Sirmione, the pearl of Lake Garda
Our travel recommendations
“On the shining lake green Sirmio glows like a jewel,
The flower of all peninsulas.
Gazed at, caressed by the sun: like a mighty goblet of silver,
Benacus wide encircles it.
Fringed are the gleaming shores with quiet olives and copses
Of everlasting laurel-trees.”
Staying in Sirmione
Sirmione, known as the ‘pearl of Lake Garda’, lies on the southern shores of the lake. More precisely, it stands on a peninsula that reaches out into the lake for about four kilometres.
Renowned for its thermal waters since ancient times, Sirmione is a magical place abounding with nature, art and history. Its beauty has been praised by numerous writers, including Catullus, Stendhal, DH Lawrence and Goethe.
The ruins of the ancient Roman villa and Sirmione Castle are just two of the splendid monuments you can visit in Sirmione.
The old town is captivating, full of romantic views and picturesque settings amid its narrow lanes and stone walls.
Sirmione is not just a place for culture, but also for wellbeing. This is a place where you can enjoy the beneficial properties of its thermal waters.

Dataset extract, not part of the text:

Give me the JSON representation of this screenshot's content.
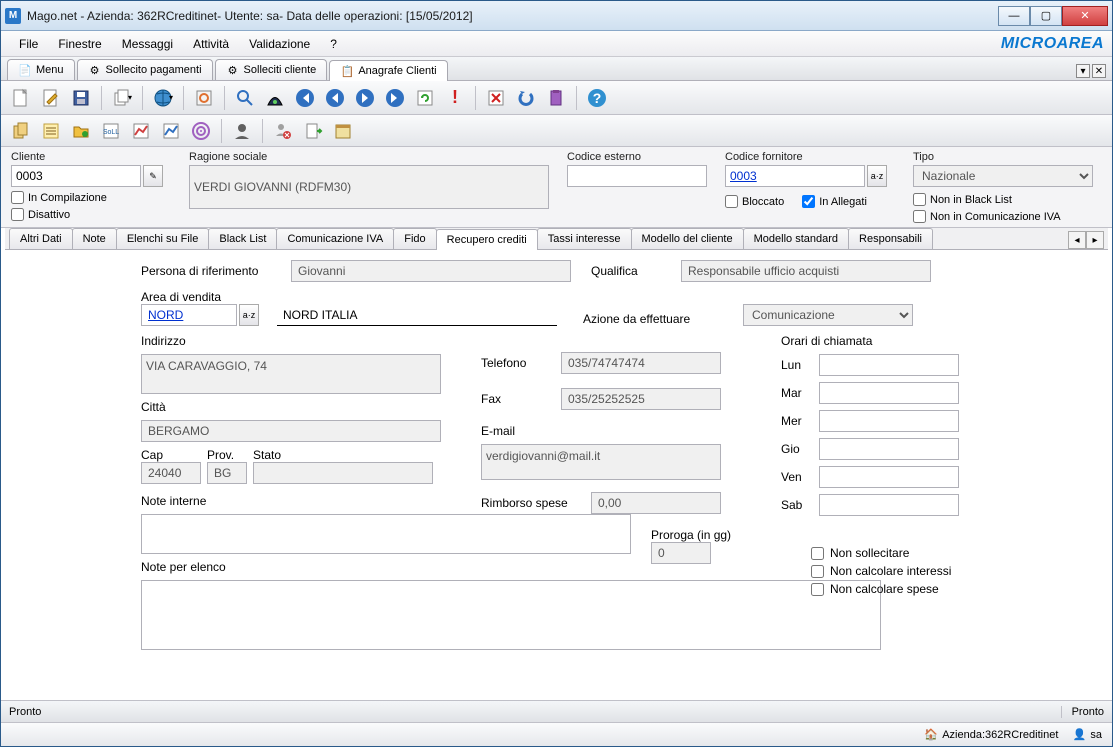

And there is no shortage of places to unwind. Spend the day on the beach – there’s a public beach just a short walk from the hotel – where you can enjoy sunbathing or water sports, like windsurfing or sailing. In the evening, you can enjoy some fun in the numerous bars and clubs in the centre.
What to see in Sirmione
Grottoes of Catullus
The name ‘Grottoes of Catullus’ goes back as far as the 15th century, although it isn’t certain that this villa actually belonged to the Roman poet. Catullus was born in Verona in 87 BCE and died in Rome in 54 BCE. The rectangular building measures about 167 metres by 105 metres with two large avant-corps, one giving onto the lake and the other facing the peninsula.
The oldest and most southerly part of the villa could well date back to Catullus’s era. The Museum houses fresco fragments from the Marine scene and the Poet’s portrait, as well as other artefacts from the area, including a prehistoric and a medieval section of the ruins.
Sirmione Castle has a large harbour and enclosing walls that separate the village from the mainland. It was commissioned by the Lord of Verona, Mastino I della Scala, in the 13th century as a garrison and dock for his fleet of ships. You can enjoy a wonderful panoramic view over the lakes and hills, from the 37-metre-tall tower.
Church of San Pietro in Mavino
This is the oldest church in Sirmione, from the Lombard era, and was constructed on the highest point of the peninsula. It was rebuilt in 1320, whereas the bell tower is from 1070. Inside, you’ll find a cycle of paintings dating from 1321 and the main apse is dominated by the image of a brightly coloured Christ encircled by a painted frame.
Church of Santa Maria Maggiore
Santa Maria Maggiore dates back to the 15th century and has a colonnade façade where the most southerly column is a foundation stone dedicated to the emperor Julian the Apostate. It houses frescoes and a wooden statue of the Madonna dating back to the same period.
Church of Sant’Anna della Rocca
Once known as the Church of the Madonna del Ponte, it was built in the second half of the 1300s as a military garrison. It is made up of a presbytery and a small, covered chamber with a barrel-vaulted ceiling. Inside, it is home to fresco remains from the 16th century and stucco decorations from the 17th century. You can also see a 14th-century fresco fragment above the altar.
Monastery of San Salvatore
Today only the ruins of the San Salvatore monastery are still visible. The monastery was built by Ansa, the wife of the last Lombard king, Desiderio.